Educators have known for a long time that by identifying children who are struggling learners early, before the child is so far behind that a referral to special education services is warranted, they can help prevent a child from falling behind, thus reversing a “cycle of failure.” Children can be given a chance to grow into successful students. The fact of the matter is that Federal laws have directed schools to focus more on helping all children learn by addressing problems at an earlier age. These include the No Child Left Behind Act of 2001 and the Individuals With Disabilities Education Improvement Act (IDEA) of 2004. Both laws underscore the importance of providing high quality, scientifically-based instruction and interventions and hold schools accountable for the progress of all students in terms of meeting grade level standards.
In order to identify these students, educators have turned to the tools of Response to Intervention (RtI), Universal Screening, and Student Progress Monitoring.
- RtI is an array of procedures that can be used to determine if and how students respond to specific changes in instruction.

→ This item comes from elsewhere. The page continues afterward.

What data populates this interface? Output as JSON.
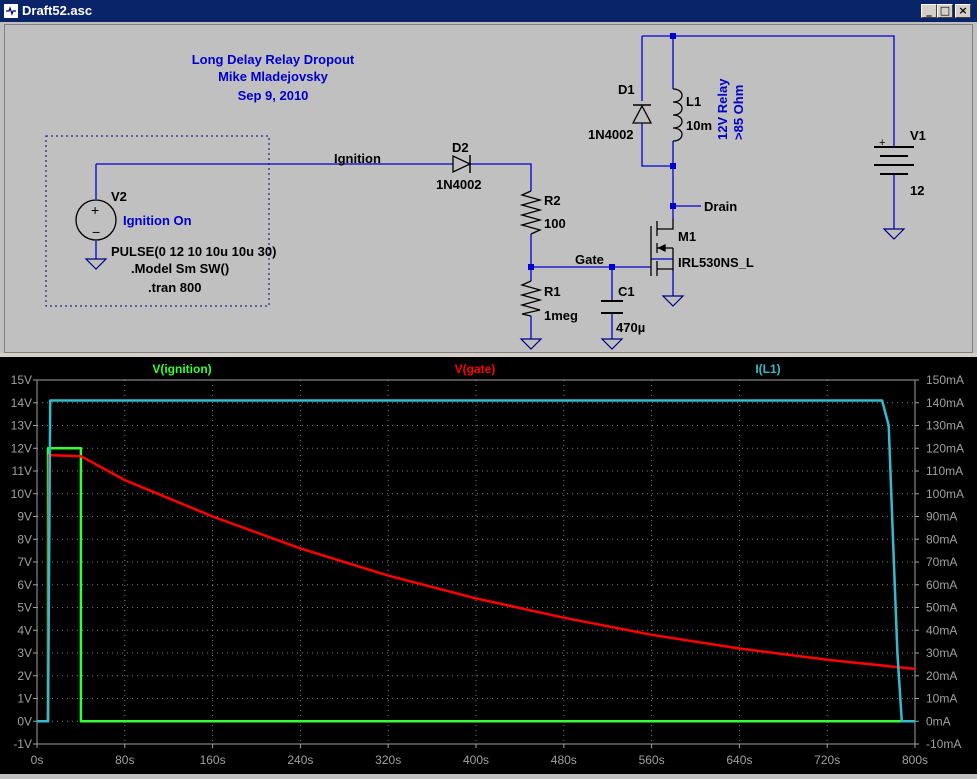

It provides an improved process and structure, of identifying students in need for school teams in designing, implementing, and evaluating educational interventions.
- Universal Screening is a procedure of administering an academic screening test early in the school year to determine which students are “at risk” for not meeting grade level standards. Students whose test scores fall below a certain cut-off are identified as needing more specialized academic interventions.
- Student Progress Monitoring is the activity after Universal Screening has been completed, where the district frequently assesses students’ academic performance throughout the year.
Castle Learning Online allows educators, parents and even the student to monitor the student’s success in learning course content. Castle Learning provides an array of reports that can reveal how well a student understands a unit concept, whether he or she has the skills to complete a math assignment, or the grammatical tools to write. By using Castle Learning weekly, teachers can easily monitor student progress. By using this source at several key intervals during the year, they can evaluate a student, change the structure and process of delivering content, and help prevent a student from falling behind and spiraling down into a life of always being “at risk.”
Educators using Castle Learning Online, told me that screening and monitoring students has made a difference:
- A North Carolina educator, who uses eight content areas in developing assignments for her students, remarked that Castle Learning acts as a “diagnostic tool, targeting the weaknesses of students who must prepare for EOC (End-of-Course) and EOG (End-of-Grade) exams.”
- Another explained that more than 70 percent of her Algebra students passed the EOC in 2007-08, which she attributes to “instantaneous feedback, which opens up a dialogue with teachers for students to improve.”
- One educator stated that achievement levels of students improve after using Castle Learning and the result was that “100 percent of my students passed the Civics and Economics EOC.”
We educators are like sponges, absorbing the best that educational technology can offer to turn a corner and assure that every student can be successful. If it means adjusting our teaching styles based on solid data driven by key reports from Castle Learning Online, then we do so for the benefit of our students.